*Task to complete:* The word to look for is "Área". Report every line of the entries below that has it.

*Working data:*

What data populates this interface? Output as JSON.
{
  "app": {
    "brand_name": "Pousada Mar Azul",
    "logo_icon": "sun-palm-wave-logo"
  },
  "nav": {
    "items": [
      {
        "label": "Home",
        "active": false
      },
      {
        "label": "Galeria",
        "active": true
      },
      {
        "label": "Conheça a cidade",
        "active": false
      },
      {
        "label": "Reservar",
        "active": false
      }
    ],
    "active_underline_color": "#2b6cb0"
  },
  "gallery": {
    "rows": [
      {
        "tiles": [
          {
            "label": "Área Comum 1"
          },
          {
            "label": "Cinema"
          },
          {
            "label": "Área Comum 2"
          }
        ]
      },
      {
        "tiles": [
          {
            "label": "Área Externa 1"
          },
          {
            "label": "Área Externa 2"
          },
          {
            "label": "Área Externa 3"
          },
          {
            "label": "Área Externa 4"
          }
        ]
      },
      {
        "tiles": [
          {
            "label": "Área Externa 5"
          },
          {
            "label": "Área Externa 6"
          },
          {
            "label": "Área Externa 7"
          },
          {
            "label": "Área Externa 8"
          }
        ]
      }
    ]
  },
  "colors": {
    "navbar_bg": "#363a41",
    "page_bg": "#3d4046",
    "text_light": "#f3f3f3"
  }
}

*Written answer:*
            "label": "Área Comum 1"
            "label": "Área Comum 2"
            "label": "Área Externa 1"
            "label": "Área Externa 2"
            "label": "Área Externa 3"
            "label": "Área Externa 4"
            "label": "Área Externa 5"
            "label": "Área Externa 6"
            "label": "Área Externa 7"
            "label": "Área Externa 8"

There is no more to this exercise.